.Drivers looking for a higher quality fuel can select a TOP TIERTM gasoline. Previous AAA research found that gasoline meeting TOP TIERTM standards resulted in fewer engine deposits than non-TOP TIERTM fuel. TOP TIERTM gasoline is available in all octane levels. Learn more at TOPTIERgas.com.
The full report, fact sheet and other information regarding this study can be found on the AAA Newsroom.
As North America’s largest motoring and leisure travel organization, AAA provides more than 58 million members with travel-, insurance-, financial- and automotive-related services. Since its founding in 1902, the not-for-profit, fully tax-paying AAA has been a leader and advocate for the safety and security of all travelers. AAA clubs can be visited online at AAA.com.
Children are at a higher risk for getting the Flu virus and Flu season is coming early this year.
According to the Ohio Department of Health, the state is above the five year average for reported cases during this time of year. 92 flu associated hospitalization were reported during the week ending at Dec. 2. Putting Ohio at 257 Flu related hospitalization for the year. Last year in Ohio there were 8,661 flu hospitalizations. The number of cases does fluctuate from year to year according to the Ohio Department of Health.
It is recommended that everyone receives a flu shot to avoid getting the flu this season. Children who are under the age of five are at a higher risk of contracting the flu virus. Anyone over the age of six months is able to receive a flu shot to reduce the risk of illness. Flu shots are 40-60 percent effective at preventing the flu virus.
Today is Pearl Harbor Remembrance Day.
Ohio Governor John Kasich has ordered all flags to be flown at half-staff from sunrise to sunset in honor of those who lost their lives serving our country.
The Governor said it is a time to remember that tragic December morning and that we owe all men and women of our military a debt of gratitude for their service.
Homelessness declined in Ohio according to the latest national estimate by the U.S. Department of Housing and Urban Development.
In Ohio, local communities reported 10,095 persons experienced homelessness on a single night in 2017, an overall decrease of 3 percent since last year and a decline of 19.7 percent since 2010.
Meanwhile, the number persons experiencing long-term chronic homelessness decreased by .8 percent since 2016 and declined by 67.6 percent since 2010. Homelessness among Veterans in Ohio decreased 7.3 percent from 2016 and 43.5 percent since 2010.
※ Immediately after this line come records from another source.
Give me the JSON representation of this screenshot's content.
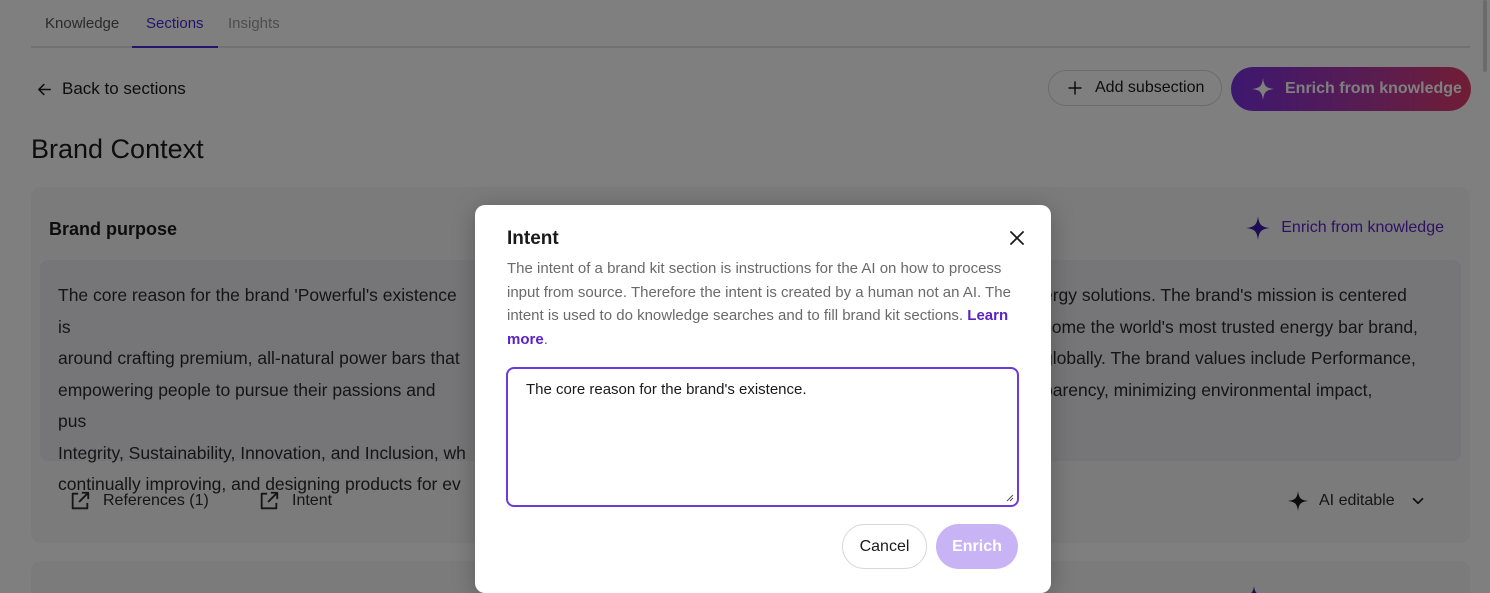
{
  "tabs": [
    {
      "label": "Knowledge",
      "state": "default"
    },
    {
      "label": "Sections",
      "state": "active"
    },
    {
      "label": "Insights",
      "state": "disabled"
    }
  ],
  "header": {
    "back_label": "Back to sections",
    "add_subsection_label": "Add subsection",
    "enrich_label": "Enrich from knowledge"
  },
  "section": {
    "title": "Brand Context"
  },
  "card": {
    "title": "Brand purpose",
    "enrich_label": "Enrich from knowledge",
    "body": "The core reason for the brand 'Powerful's existence is … ergy solutions. The brand's mission is centered around crafting premium, all-natural power bars that … come the world's most trusted energy bar brand, empowering people to pursue their passions and pus… globally. The brand values include Performance, Integrity, Sustainability, Innovation, and Inclusion, wh… parency, minimizing environmental impact, continually improving, and designing products for ev…",
    "body_lines": [
      {
        "left": "The core reason for the brand 'Powerful's existence is",
        "right": "ergy solutions. The brand's mission is centered"
      },
      {
        "left": "around crafting premium, all-natural power bars that",
        "right": "come the world's most trusted energy bar brand,"
      },
      {
        "left": "empowering people to pursue their passions and pus",
        "right": "globally. The brand values include Performance,"
      },
      {
        "left": "Integrity, Sustainability, Innovation, and Inclusion, wh",
        "right": "parency, minimizing environmental impact,"
      },
      {
        "left": "continually improving, and designing products for ev",
        "right": ""
      }
    ],
    "references_label": "References (1)",
    "intent_label": "Intent",
    "ai_editable_label": "AI editable"
  },
  "modal": {
    "title": "Intent",
    "description": "The intent of a brand kit section is instructions for the AI on how to process input from source. Therefore the intent is created by a human not an AI. The intent is used to do knowledge searches and to fill brand kit sections.",
    "learn_more": "Learn more",
    "textarea_value": "The core reason for the brand's existence.",
    "cancel_label": "Cancel",
    "enrich_label": "Enrich"
  },
  "colors": {
    "accent": "#5a22c7",
    "accent_border": "#6b3ad9",
    "enrich_disabled": "#c8b3f5",
    "gradient_start": "#7a2fe0",
    "gradient_end": "#e23a6a"
  },
  "icons": {
    "back": "arrow-left-icon",
    "add": "plus-icon",
    "enrich": "sparkle-icon",
    "close": "close-icon",
    "external": "external-link-icon",
    "chevron": "chevron-down-icon"
  }
}
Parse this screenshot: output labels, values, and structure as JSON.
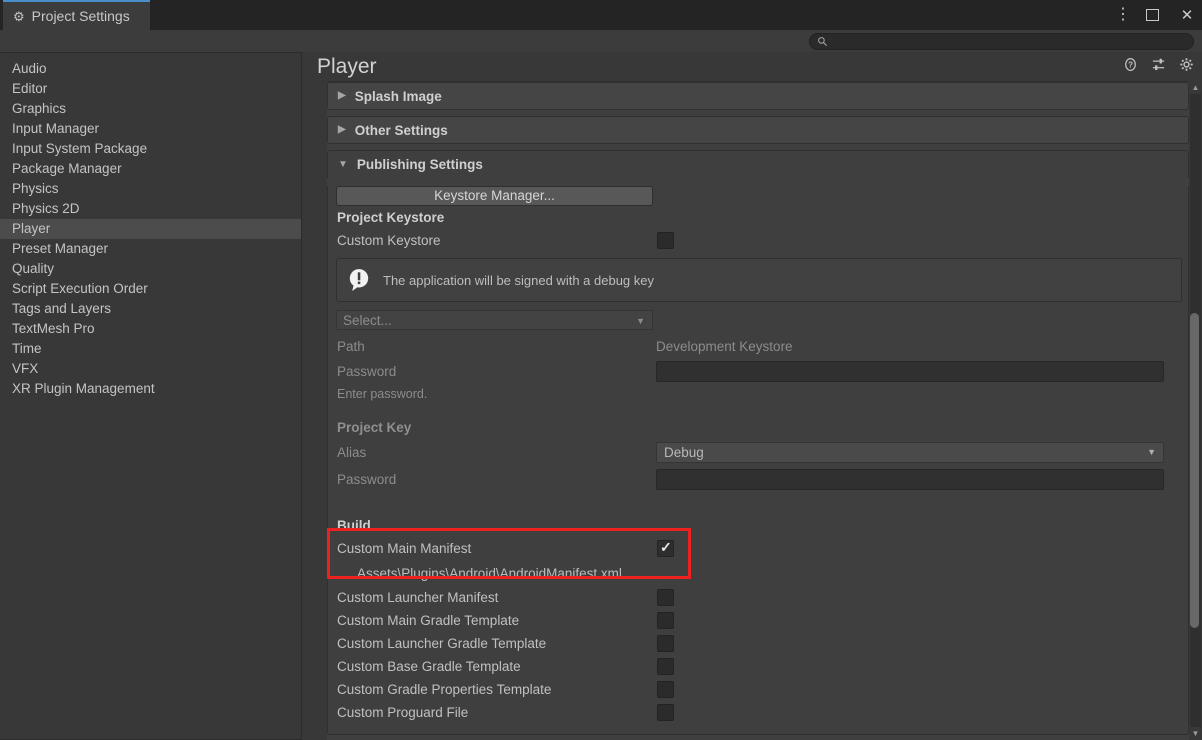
{
  "window": {
    "tab_label": "Project Settings",
    "tab_icon": "gear-icon",
    "controls": {
      "menu_label": "⋮",
      "maximize_label": "",
      "close_label": "✕"
    }
  },
  "search": {
    "value": "",
    "placeholder": "",
    "icon": "search-icon"
  },
  "sidebar": {
    "items": [
      {
        "label": "Audio",
        "selected": false
      },
      {
        "label": "Editor",
        "selected": false
      },
      {
        "label": "Graphics",
        "selected": false
      },
      {
        "label": "Input Manager",
        "selected": false
      },
      {
        "label": "Input System Package",
        "selected": false
      },
      {
        "label": "Package Manager",
        "selected": false
      },
      {
        "label": "Physics",
        "selected": false
      },
      {
        "label": "Physics 2D",
        "selected": false
      },
      {
        "label": "Player",
        "selected": true
      },
      {
        "label": "Preset Manager",
        "selected": false
      },
      {
        "label": "Quality",
        "selected": false
      },
      {
        "label": "Script Execution Order",
        "selected": false
      },
      {
        "label": "Tags and Layers",
        "selected": false
      },
      {
        "label": "TextMesh Pro",
        "selected": false
      },
      {
        "label": "Time",
        "selected": false
      },
      {
        "label": "VFX",
        "selected": false
      },
      {
        "label": "XR Plugin Management",
        "selected": false
      }
    ]
  },
  "main": {
    "title": "Player",
    "header_icons": [
      "help-icon",
      "preset-icon",
      "gear-icon"
    ],
    "foldouts": [
      {
        "label": "Splash Image",
        "expanded": false,
        "arrow": "▶"
      },
      {
        "label": "Other Settings",
        "expanded": false,
        "arrow": "▶"
      },
      {
        "label": "Publishing Settings",
        "expanded": true,
        "arrow": "▼"
      }
    ],
    "publishing": {
      "keystore_manager_button": "Keystore Manager...",
      "project_keystore_header": "Project Keystore",
      "custom_keystore_label": "Custom Keystore",
      "custom_keystore_checked": false,
      "info_icon": "info-exclamation-icon",
      "info_message": "The application will be signed with a debug key",
      "keystore_select": "Select...",
      "path_label": "Path",
      "path_value": "Development Keystore",
      "keystore_password_label": "Password",
      "keystore_password_value": "",
      "password_hint": "Enter password.",
      "project_key_header": "Project Key",
      "alias_label": "Alias",
      "alias_value": "Debug",
      "key_password_label": "Password",
      "key_password_value": ""
    },
    "build": {
      "header": "Build",
      "rows": [
        {
          "label": "Custom Main Manifest",
          "checked": true,
          "highlighted": true,
          "path": "Assets\\Plugins\\Android\\AndroidManifest.xml"
        },
        {
          "label": "Custom Launcher Manifest",
          "checked": false,
          "highlighted": false,
          "path": ""
        },
        {
          "label": "Custom Main Gradle Template",
          "checked": false,
          "highlighted": false,
          "path": ""
        },
        {
          "label": "Custom Launcher Gradle Template",
          "checked": false,
          "highlighted": false,
          "path": ""
        },
        {
          "label": "Custom Base Gradle Template",
          "checked": false,
          "highlighted": false,
          "path": ""
        },
        {
          "label": "Custom Gradle Properties Template",
          "checked": false,
          "highlighted": false,
          "path": ""
        },
        {
          "label": "Custom Proguard File",
          "checked": false,
          "highlighted": false,
          "path": ""
        }
      ]
    }
  },
  "annotation": {
    "color": "#ef2020",
    "target": "Custom Main Manifest"
  },
  "colors": {
    "window_bg": "#383838",
    "titlebar_bg": "#242424",
    "tab_accent": "#4a8ecc",
    "selection": "#4c4c4c",
    "inspector_bg": "#3f3f3f",
    "annotation_red": "#ef2020"
  },
  "scrollbar": {
    "up_arrow": "▲",
    "down_arrow": "▼"
  }
}
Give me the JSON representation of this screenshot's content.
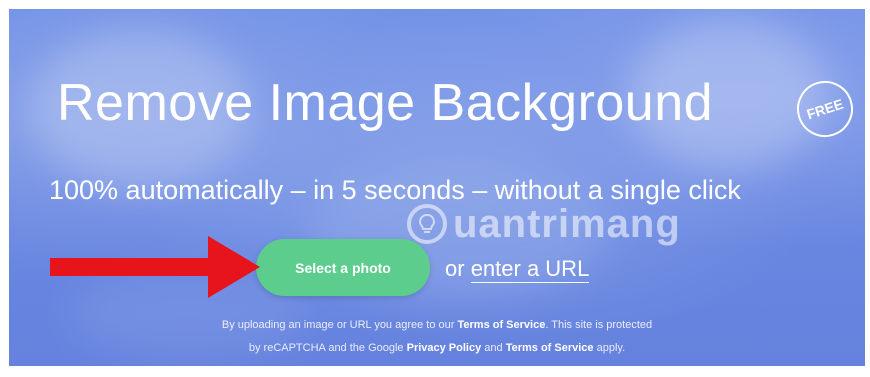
{
  "hero": {
    "title": "Remove Image Background",
    "badge": "FREE",
    "subtitle": "100% automatically – in 5 seconds – without a single click",
    "watermark": "uantrimang",
    "select_button": "Select a photo",
    "or_label": "or",
    "url_link": "enter a URL"
  },
  "legal": {
    "line1_prefix": "By uploading an image or URL you agree to our ",
    "line1_link": "Terms of Service",
    "line1_suffix": ". This site is protected",
    "line2_prefix": "by reCAPTCHA and the Google ",
    "line2_link1": "Privacy Policy",
    "line2_mid": " and ",
    "line2_link2": "Terms of Service",
    "line2_suffix": " apply."
  },
  "colors": {
    "background": "#6a88e2",
    "button": "#5dcd8e",
    "arrow": "#e8141b"
  },
  "icons": {
    "annotation": "red-arrow-icon",
    "watermark": "lightbulb-icon"
  }
}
Ohio is improving first responder communications through an agreement with FirstNet, the public safety network that will enhance communications capabilities between federal, state, county and local first responders.
According to a release from the Ohio Department of Administrative Services, the initiative complements MARCS, Ohio’s existing emergency communications network, which has enabled first responder communications for the past two decades. MARCS is a land mobile radio network and FirstNet adds data transfer capability.
With FirstNet, emergency responders will have access to digital information, allowing them to share photos of a missing person, such as a child, or videos of an unfolding event as it happens.
The information is shared across the first responder network in real time, whether voice, text, video or other forms of data.